Peter Max

Peter Max / Peter Max Finkelstein

Pop Art, Psychedelic art

December 29, 2014

Peter Max is a German-born American illustrator and graphic artist, known for the use of psychedelic shapes and color palettes as well as spectra in his work.

In 1938, Max's parents fled Berlin, Germany, his place of birth, to escape the fomenting Nazi movement, settling in Shanghai, China, where they lived for the next ten years. In 1948, the family moved to Haifa, Israel where they lived for several years. From Israel, the family continued moving westward and stopped in Paris for several months— an experience that Max said greatly influenced his appreciation for art.

Peter and his parents first settled in Bensonhurst, Brooklyn in 1953 where he attended Lafayette High School (New York City), where he was classmates with future actor Paul Sorvino. In 1956, Max began his formal art training at the Art Students League of New York inManhattan, studying anatomy, figure drawing and composition under Frank J. Reilly who had studied at the League alongside Norman Rockwell.

In 1962, Max started a small Manhattan arts studio known as "The Daly & Max Studio," with friend Tom Daly. Daly and Max were joined by friend and mentor Don Rubbo, and the three worked as a group on books and advertising for which they received industry recognition. Much of their work incorporated antique photographic images as elements of collage.

In 1970, many of Max's products and posters were featured in the exhibition "The World of Peter Max," which opened at the M.H. de Young Memorial Museum in San Francisco.

Max's art work was first identified as having been a popular part of the counter culture and psychedelic movements in graphic design during the late 1960s and early 1970s. He is known for using bursts of color, often containing much or the entire visible spectrum. His work was both influenced by, as well as widely imitated by, others in the field of commercial illustration, such as Heinz Edelmann. Max's repeated claims, varying in detail, to have worked on "Yellow Submarine" has been denied by the production team.

Max works in multiple media including painting, drawing, etchings (including aquatint), collage, print making, sculpture, video and digital imagery. He also includes "mass media" as being another "canvas" for his creative expression. Max often uses American icons and symbols in his artwork. He has created paintings of presidents Ford, Carter, Reagan and Bush in addition to his 100 Clintons—a multiple portrait installation. He often features images of celebrities, politicians, athletes and sporting events and other pop culture subjects in his artwork.[1]

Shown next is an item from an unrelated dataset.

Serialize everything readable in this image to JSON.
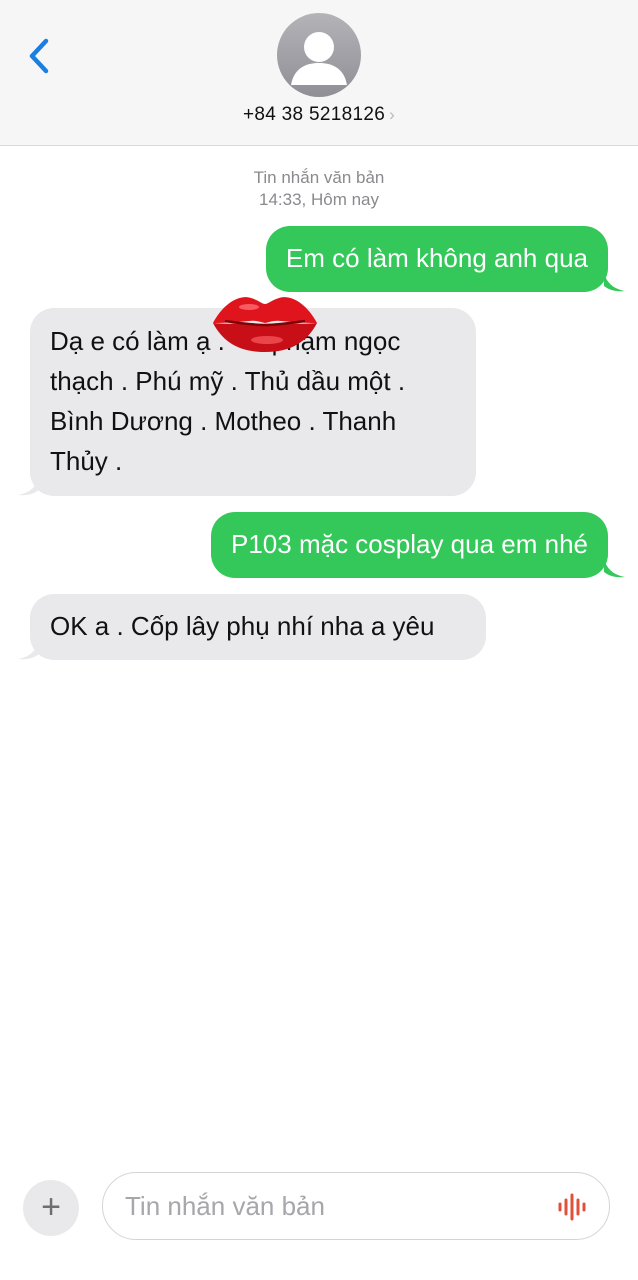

Max is an environmentalist, vegan and defender of human and animal rights.

Max currently lives in New York City.